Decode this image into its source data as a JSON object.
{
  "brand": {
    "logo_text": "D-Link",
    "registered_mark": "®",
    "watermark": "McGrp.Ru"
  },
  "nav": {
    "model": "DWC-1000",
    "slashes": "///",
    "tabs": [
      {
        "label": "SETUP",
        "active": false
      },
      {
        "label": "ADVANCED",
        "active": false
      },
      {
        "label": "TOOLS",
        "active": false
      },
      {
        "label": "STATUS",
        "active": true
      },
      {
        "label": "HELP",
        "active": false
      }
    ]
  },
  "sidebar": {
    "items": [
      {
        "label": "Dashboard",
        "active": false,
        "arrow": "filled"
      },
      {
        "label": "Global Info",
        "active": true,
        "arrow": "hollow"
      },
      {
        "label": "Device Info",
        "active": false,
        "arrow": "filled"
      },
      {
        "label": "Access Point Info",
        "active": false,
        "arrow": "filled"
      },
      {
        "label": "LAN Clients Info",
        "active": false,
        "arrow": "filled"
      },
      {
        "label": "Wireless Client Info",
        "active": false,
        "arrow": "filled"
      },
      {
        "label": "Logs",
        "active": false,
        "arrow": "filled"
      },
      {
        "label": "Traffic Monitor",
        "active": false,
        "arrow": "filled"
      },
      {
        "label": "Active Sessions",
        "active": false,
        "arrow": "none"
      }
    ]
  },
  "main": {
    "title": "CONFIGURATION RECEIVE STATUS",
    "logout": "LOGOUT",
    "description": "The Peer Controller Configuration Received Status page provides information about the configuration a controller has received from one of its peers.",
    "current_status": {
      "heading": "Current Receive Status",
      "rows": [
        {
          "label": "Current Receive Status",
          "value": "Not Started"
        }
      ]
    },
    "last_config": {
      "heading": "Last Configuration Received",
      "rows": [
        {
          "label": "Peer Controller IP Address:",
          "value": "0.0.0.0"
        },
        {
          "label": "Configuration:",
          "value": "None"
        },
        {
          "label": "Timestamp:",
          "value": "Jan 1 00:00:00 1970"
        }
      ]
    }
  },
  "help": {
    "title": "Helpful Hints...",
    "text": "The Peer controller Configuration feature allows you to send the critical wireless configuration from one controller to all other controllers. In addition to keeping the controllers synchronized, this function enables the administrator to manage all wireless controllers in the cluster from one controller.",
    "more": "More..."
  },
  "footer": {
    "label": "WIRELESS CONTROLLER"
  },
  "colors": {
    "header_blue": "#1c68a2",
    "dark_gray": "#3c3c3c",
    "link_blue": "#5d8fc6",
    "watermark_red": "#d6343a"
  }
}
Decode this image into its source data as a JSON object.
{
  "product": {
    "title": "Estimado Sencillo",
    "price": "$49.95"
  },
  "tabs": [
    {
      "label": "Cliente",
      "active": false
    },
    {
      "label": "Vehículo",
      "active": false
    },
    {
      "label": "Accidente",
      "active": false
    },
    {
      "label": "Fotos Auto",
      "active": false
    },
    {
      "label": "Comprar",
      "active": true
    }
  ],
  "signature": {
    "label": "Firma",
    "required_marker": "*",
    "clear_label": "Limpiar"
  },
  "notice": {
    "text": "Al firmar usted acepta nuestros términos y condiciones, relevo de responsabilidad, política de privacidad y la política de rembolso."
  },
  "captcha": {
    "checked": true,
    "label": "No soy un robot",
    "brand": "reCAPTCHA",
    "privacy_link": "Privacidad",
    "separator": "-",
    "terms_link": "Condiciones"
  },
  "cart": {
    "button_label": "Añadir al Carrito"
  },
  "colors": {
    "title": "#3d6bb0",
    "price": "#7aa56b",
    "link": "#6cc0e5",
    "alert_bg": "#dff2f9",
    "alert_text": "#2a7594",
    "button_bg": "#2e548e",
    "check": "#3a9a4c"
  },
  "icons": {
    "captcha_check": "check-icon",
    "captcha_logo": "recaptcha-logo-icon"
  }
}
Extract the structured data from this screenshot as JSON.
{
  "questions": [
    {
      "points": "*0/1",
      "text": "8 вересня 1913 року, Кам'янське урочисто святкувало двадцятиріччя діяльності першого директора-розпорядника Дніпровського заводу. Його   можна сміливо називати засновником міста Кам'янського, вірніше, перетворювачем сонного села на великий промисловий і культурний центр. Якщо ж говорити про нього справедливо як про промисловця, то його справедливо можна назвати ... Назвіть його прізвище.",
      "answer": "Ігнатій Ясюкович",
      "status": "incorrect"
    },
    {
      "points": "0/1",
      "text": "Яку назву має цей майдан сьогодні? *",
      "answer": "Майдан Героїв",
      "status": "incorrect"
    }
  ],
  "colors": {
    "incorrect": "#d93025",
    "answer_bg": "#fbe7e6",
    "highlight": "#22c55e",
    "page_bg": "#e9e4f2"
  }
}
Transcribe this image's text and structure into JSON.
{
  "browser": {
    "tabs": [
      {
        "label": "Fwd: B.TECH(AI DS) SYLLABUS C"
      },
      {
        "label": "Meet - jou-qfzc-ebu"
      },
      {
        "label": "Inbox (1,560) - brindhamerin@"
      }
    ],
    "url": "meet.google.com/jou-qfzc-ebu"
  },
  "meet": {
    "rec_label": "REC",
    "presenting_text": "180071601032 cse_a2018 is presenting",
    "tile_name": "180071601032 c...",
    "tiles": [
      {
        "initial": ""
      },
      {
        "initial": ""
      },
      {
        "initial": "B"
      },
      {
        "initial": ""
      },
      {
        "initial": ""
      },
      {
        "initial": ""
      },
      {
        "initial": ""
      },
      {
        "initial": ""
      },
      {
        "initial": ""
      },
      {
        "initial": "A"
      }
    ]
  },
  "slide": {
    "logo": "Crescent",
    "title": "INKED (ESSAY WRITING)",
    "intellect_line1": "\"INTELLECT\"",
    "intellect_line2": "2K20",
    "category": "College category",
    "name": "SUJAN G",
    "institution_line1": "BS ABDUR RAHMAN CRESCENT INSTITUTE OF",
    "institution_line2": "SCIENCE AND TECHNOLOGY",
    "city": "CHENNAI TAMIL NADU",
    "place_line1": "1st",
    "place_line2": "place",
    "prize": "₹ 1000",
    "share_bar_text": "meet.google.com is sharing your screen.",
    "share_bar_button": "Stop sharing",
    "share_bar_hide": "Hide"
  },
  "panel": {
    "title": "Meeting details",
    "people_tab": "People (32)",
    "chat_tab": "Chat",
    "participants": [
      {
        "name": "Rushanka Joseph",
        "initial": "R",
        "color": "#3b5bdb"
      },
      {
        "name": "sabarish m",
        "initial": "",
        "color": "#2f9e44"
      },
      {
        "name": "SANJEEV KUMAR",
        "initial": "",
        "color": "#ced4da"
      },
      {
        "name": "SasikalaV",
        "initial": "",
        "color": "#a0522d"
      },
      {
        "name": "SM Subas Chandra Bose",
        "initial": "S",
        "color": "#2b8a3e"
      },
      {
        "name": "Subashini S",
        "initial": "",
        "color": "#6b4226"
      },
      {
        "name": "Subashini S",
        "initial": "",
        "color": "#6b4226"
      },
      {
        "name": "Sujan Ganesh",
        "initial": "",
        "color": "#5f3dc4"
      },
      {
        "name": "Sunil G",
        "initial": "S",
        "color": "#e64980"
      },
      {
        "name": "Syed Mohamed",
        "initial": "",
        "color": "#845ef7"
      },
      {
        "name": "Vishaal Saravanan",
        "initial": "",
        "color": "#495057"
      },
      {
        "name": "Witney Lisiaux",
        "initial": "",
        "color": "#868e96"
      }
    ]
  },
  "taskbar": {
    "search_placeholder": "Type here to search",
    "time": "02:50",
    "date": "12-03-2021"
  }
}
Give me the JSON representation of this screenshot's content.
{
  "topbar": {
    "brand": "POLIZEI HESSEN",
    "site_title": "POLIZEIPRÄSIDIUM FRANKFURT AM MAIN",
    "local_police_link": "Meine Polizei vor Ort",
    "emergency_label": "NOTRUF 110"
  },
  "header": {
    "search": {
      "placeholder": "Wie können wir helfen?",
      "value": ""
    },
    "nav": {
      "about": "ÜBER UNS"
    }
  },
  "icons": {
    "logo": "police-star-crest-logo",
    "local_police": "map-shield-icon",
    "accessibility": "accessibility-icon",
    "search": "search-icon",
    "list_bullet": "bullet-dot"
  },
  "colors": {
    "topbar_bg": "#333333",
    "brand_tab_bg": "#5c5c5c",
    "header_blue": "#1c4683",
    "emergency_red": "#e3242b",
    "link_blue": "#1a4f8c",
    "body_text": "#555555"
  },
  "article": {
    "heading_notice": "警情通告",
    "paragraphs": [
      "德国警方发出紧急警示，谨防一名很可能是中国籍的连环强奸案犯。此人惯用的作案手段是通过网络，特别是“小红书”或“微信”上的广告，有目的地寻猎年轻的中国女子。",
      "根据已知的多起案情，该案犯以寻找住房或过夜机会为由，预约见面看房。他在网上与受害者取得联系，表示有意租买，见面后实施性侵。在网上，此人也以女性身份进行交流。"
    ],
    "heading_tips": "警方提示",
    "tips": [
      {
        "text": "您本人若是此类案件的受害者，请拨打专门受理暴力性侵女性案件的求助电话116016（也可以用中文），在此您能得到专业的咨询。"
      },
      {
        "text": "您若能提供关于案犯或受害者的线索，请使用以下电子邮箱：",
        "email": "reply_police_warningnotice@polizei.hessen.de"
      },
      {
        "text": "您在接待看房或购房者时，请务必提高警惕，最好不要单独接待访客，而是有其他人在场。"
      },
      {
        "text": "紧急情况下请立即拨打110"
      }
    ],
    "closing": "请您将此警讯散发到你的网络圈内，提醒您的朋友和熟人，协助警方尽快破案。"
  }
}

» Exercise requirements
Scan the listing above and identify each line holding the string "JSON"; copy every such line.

» Answer to this problem
Decode this image into its source data as a JSON object.
Decode this image into its source data as a JSON object.
Extract the structured data from this screenshot as JSON.
Transcribe this image's text and structure into JSON.
Give me the JSON representation of this screenshot's content.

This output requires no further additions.